As part of the most farm political protest since the Great Depression, angered American farmers Wednesday are to begin their long-promised strike against the federal policies they say are destroying not only their well-being but also a way of life.
The number of farmers nationwide who plan to commit themselves to selling no more and buying no more until they get higher prices for their crops and livestock is unknown. Born only 90 days ago it is the latest in a string of 20th-century farm withholding actions, none of which has succeeded in achieving higher prices.
This one, which follows scores of farmer rallies and tractor parades designed to win public support for the cause, comes at a time of dwindling farm population, of diminished farm political power and what the farmers see as insensitivity to their plight on the part of the 56 people fed by each American farmer.
This strike reaction is to economics and emotion, and many of the farmers see their plight as largely based in their reduced numbers as well as in the increased harvests that have depressed prices.
"Many American farmers feel they are forgotten," said Agriculture Department historian Wayne Rasmussen. "They still feel there is something different about farming - that they are producing what everyone needs and they are the butt of jokes and low prices."
"We're not second-rate citizens," says Wayne Ballard, 31, who has lost $15,000 on the past two grain crops. "And we're not gonna live like one."
"You're damned right," affirms Terry Freed, a 27-year-old seed dealer who says he was driven out of farming "What burns me up is the priorities in this nation are all out of shape. People buy mobile homes and take vacations and go to the mountains on weekends - now just how bad do you need to go skiing and how bad do you need to eat?"
But outside of the headquarters of the American Agriculture Movement here and the supporters it has won over, there is little belief that this strike will seriously affect food supplies or prices and that it is more of a political act designed to win higher prices in federal farm programs.
"The point is this," said Theodore Salutos, a historian on farm organizations at the University of California at Los Angeles. "If this were a withholding movement, this is one poor time of year to have a withholding movement. You do it in the spring of at harvest time. Not at Christmas time."
Even as a movement to take foodstuffs off the market, such actions have historically proven ineffective. From the 1904 burning of cotton in Texas every Saturday cover a period of weekd to the potato burning and calf slaughters of the 1970s, no effort has been successful in obtaining higher prices for more than short periods, according to a history of farm strikes prepared by Rasmussen.

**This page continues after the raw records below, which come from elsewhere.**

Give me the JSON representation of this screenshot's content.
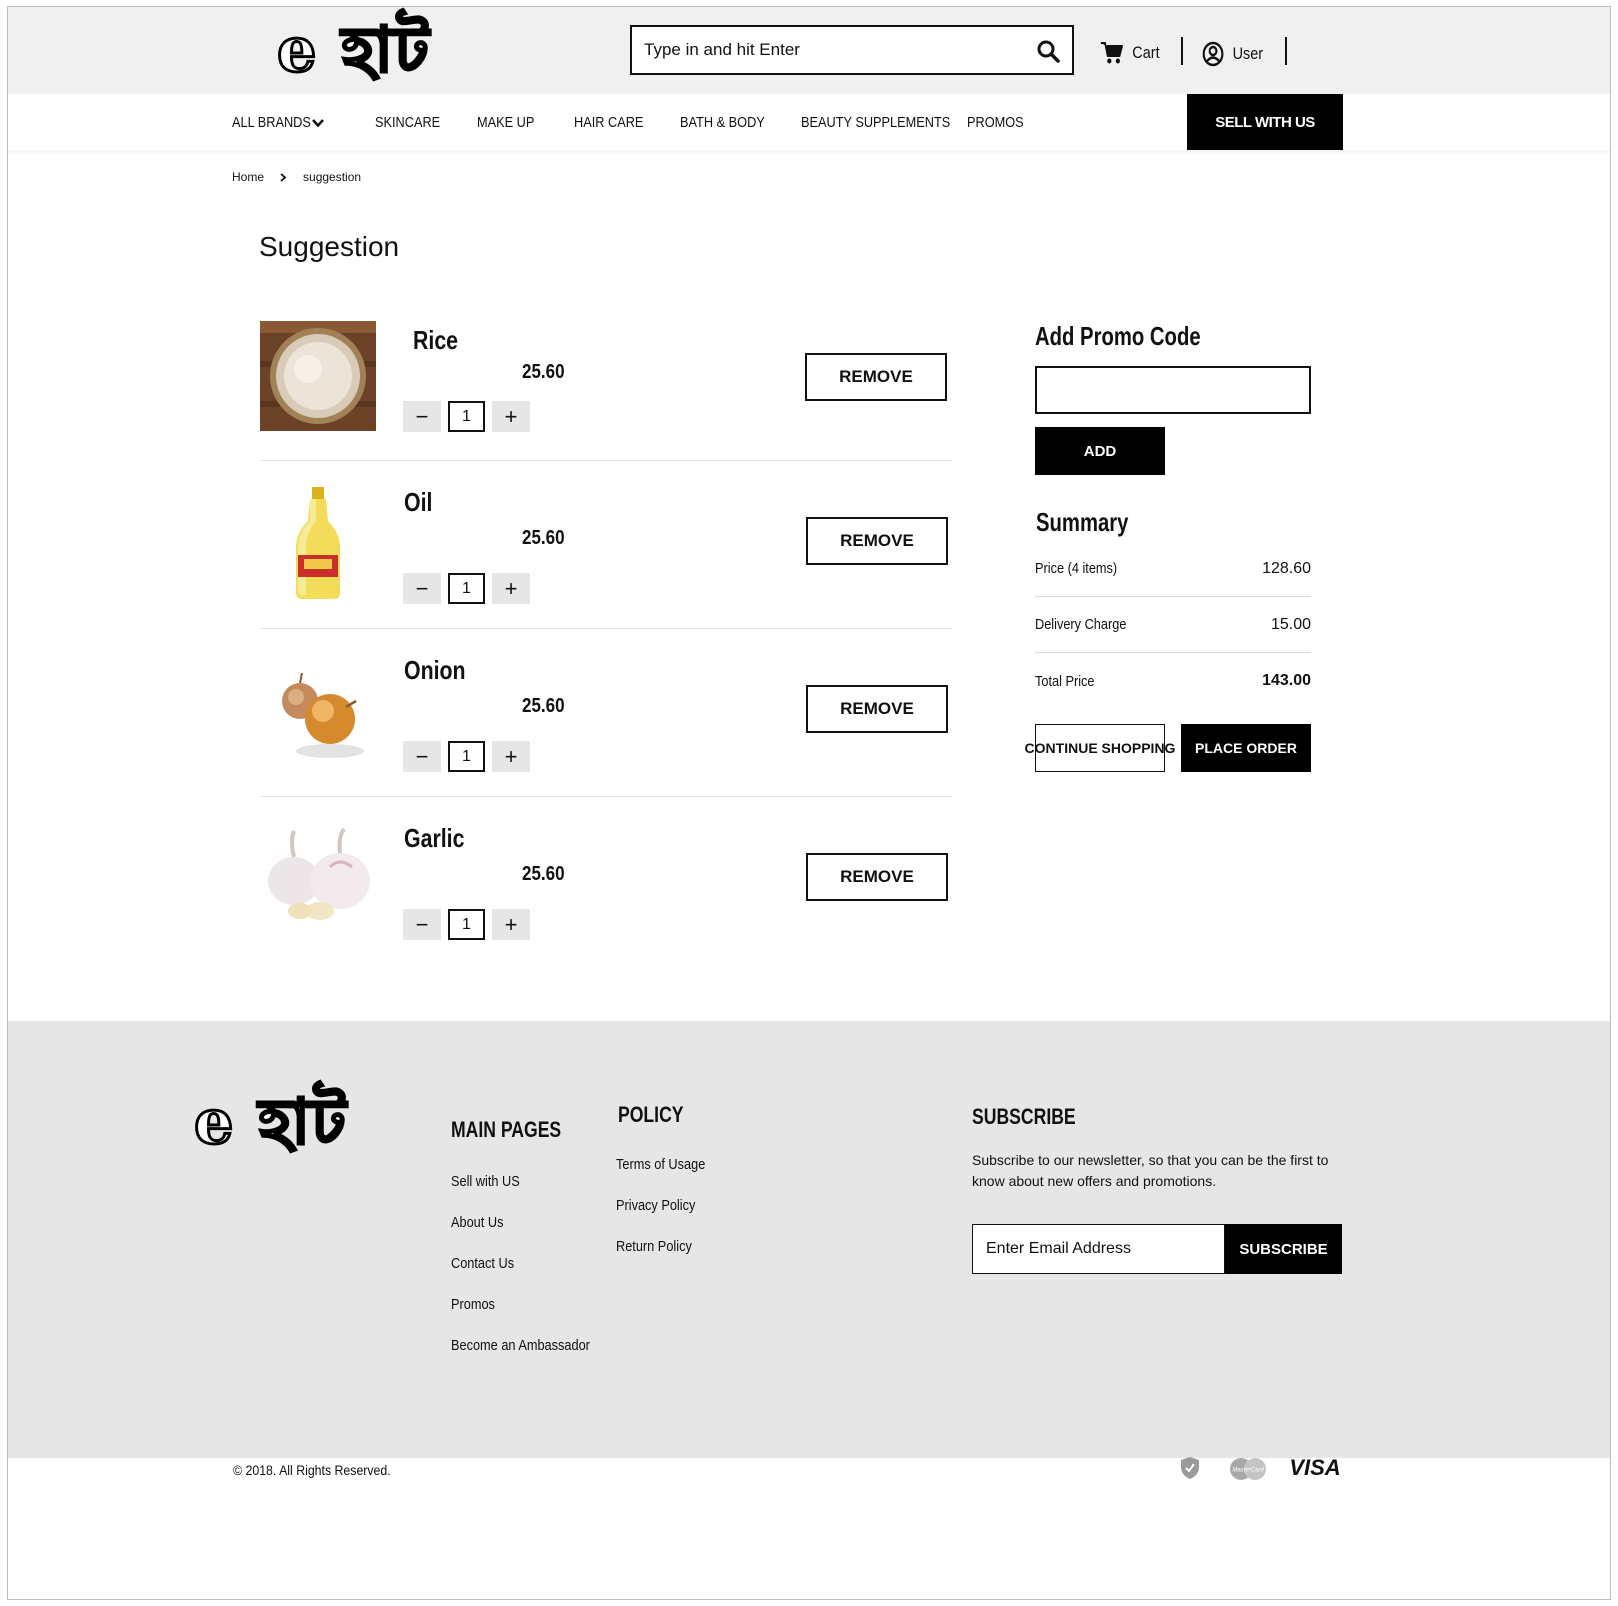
{
  "brand": {
    "logo_text": "e হাট"
  },
  "search": {
    "placeholder": "Type in and hit Enter"
  },
  "header": {
    "cart_label": "Cart",
    "user_label": "User"
  },
  "nav": {
    "items": [
      "ALL BRANDS",
      "SKINCARE",
      "MAKE UP",
      "HAIR CARE",
      "BATH & BODY",
      "BEAUTY SUPPLEMENTS",
      "PROMOS"
    ],
    "sell_label": "SELL WITH US"
  },
  "breadcrumb": {
    "home": "Home",
    "current": "suggestion"
  },
  "page": {
    "title": "Suggestion"
  },
  "items": [
    {
      "name": "Rice",
      "price": "25.60",
      "qty": "1",
      "image": "rice-image"
    },
    {
      "name": "Oil",
      "price": "25.60",
      "qty": "1",
      "image": "oil-image"
    },
    {
      "name": "Onion",
      "price": "25.60",
      "qty": "1",
      "image": "onion-image"
    },
    {
      "name": "Garlic",
      "price": "25.60",
      "qty": "1",
      "image": "garlic-image"
    }
  ],
  "item_actions": {
    "remove_label": "REMOVE",
    "minus_symbol": "−",
    "plus_symbol": "+"
  },
  "promo": {
    "title": "Add Promo Code",
    "add_label": "ADD"
  },
  "summary": {
    "title": "Summary",
    "price_label": "Price (4 items)",
    "price_value": "128.60",
    "delivery_label": "Delivery Charge",
    "delivery_value": "15.00",
    "total_label": "Total Price",
    "total_value": "143.00",
    "continue_label": "CONTINUE SHOPPING",
    "place_order_label": "PLACE ORDER"
  },
  "footer": {
    "main_pages_title": "MAIN PAGES",
    "main_pages": [
      "Sell with US",
      "About Us",
      "Contact Us",
      "Promos",
      "Become an Ambassador"
    ],
    "policy_title": "POLICY",
    "policy": [
      "Terms of Usage",
      "Privacy Policy",
      "Return Policy"
    ],
    "subscribe_title": "SUBSCRIBE",
    "subscribe_text": "Subscribe to our newsletter, so that you can be the first to know about new offers and promotions.",
    "email_placeholder": "Enter Email Address",
    "subscribe_label": "SUBSCRIBE",
    "copyright": "© 2018. All Rights Reserved.",
    "payment_visa": "VISA",
    "payment_mastercard": "MasterCard"
  },
  "icons": [
    "search-icon",
    "cart-icon",
    "user-icon",
    "chevron-down-icon",
    "chevron-right-icon",
    "shield-icon",
    "mastercard-icon",
    "visa-icon"
  ],
  "colors": {
    "topbar": "#f0f0f0",
    "footer": "#e6e6e6",
    "primary": "#000000",
    "accent_text": "#ffffff"
  }
}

Even the Farm Holiday Strike of the early 1930s, led by Milo Reno, failed to raise prices, but apparently helped influence action by state and federal governments of help farmers.

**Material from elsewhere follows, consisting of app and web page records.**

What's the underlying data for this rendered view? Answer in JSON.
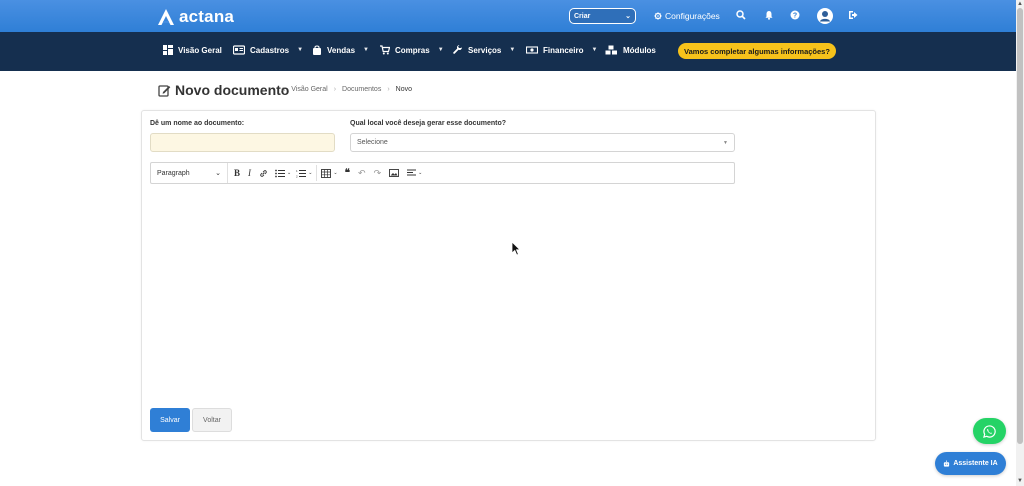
{
  "topbar": {
    "brand": "actana",
    "criar_label": "Criar",
    "config_label": "Configurações"
  },
  "nav": {
    "items": [
      {
        "label": "Visão Geral",
        "icon": "dashboard-icon"
      },
      {
        "label": "Cadastros",
        "icon": "id-card-icon"
      },
      {
        "label": "Vendas",
        "icon": "shopping-bag-icon"
      },
      {
        "label": "Compras",
        "icon": "cart-icon"
      },
      {
        "label": "Serviços",
        "icon": "wrench-icon"
      },
      {
        "label": "Financeiro",
        "icon": "money-icon"
      },
      {
        "label": "Módulos",
        "icon": "cubes-icon"
      }
    ],
    "cta_label": "Vamos completar algumas informações?"
  },
  "page": {
    "title": "Novo documento",
    "breadcrumb": [
      "Visão Geral",
      "Documentos",
      "Novo"
    ]
  },
  "form": {
    "name_label": "Dê um nome ao documento:",
    "name_value": "",
    "local_label": "Qual local você deseja gerar esse documento?",
    "local_value": "Selecione",
    "paragraph_style": "Paragraph",
    "save_label": "Salvar",
    "back_label": "Voltar"
  },
  "assistant_label": "Assistente IA"
}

The current strike movement, Rasmussen said, "has not matched the Farm Holiday, but it's getting there. They are the strongest political force since the Farm Holiday."
Undeterred, though, the farmers here made final preparations today for their strike, although no one could say what would happen immediately. This year's crops are either harvested or in the ground for spring reaping, and there is a two-year domestic supply of wheat in storage. Most farmers, too, apparently quit buying nonessentials months ago for lack of cash.
Several parades and raillies have been scheduled, and merchants in some rural communities plan to shut down to show their support for the farmers on whom they depend so much for their own livlihoods.
Ranchers with livestock fattened and ready for market are expected to keep selling, but American Agriculture hopes they will slow the feeding process to delay future deliveries to market.
What the farmers say they want is full party for their production - a price that would restore their purchasing power to what it was in the early 1900s.
The farmers bitterly attack the 1977 farm bill, saying that it provides price support levels well below what it costs to produce crops.
"We don't have no clout and they won't listen to us," said Vance Alfrey, 35, married and the father of four. "We feel they don't care about us back there [in Washington]."
The U.S. farm population, which was 25 per cent of the nation in 1940, now stands at less thean 4 per cent - 7.8 million people and falling.
Calvin Beale, the Agriculture Department's rural population expert, said, "There are just scores of urban and suburbun members of the House of Representatives who do not have to worry about farmers. They have pressures from consumers to keep food at as cheap a price as possible."
But, says William Nordhaus, a member of the Presidents' Council of Economic Advisers, the farm bloc won major concessions from the administration, which agreed repeadtly to higher price supports in the farm bill.
"I dno't think we've treated thwm unfairly. From the consumers' point of view, we treated the farmer more generously than any other producers in the country." he said.
Sugar farmers, he adds, have received a tariff protection from imports as the steel and television industries have not. Nordhaus says that much of the farmers' agony today slems from readjusting to traditionlly low profits after the boon years of the early 1970s.
But the farmers here sadly realize that those who will benefit the most from the strike, at least in the short run, will be those who do not participate in it and continue to market their goods should prices rise because of the strike.
As Rasmussen, the historian, noted, farm strikes have traditionally failed for the same reason that farmers find themselves producing more than the market can absorb.
That is, no farmer nor any group of farmers, outside of a few specialty crop growers, has been able to control enough production to affect prices.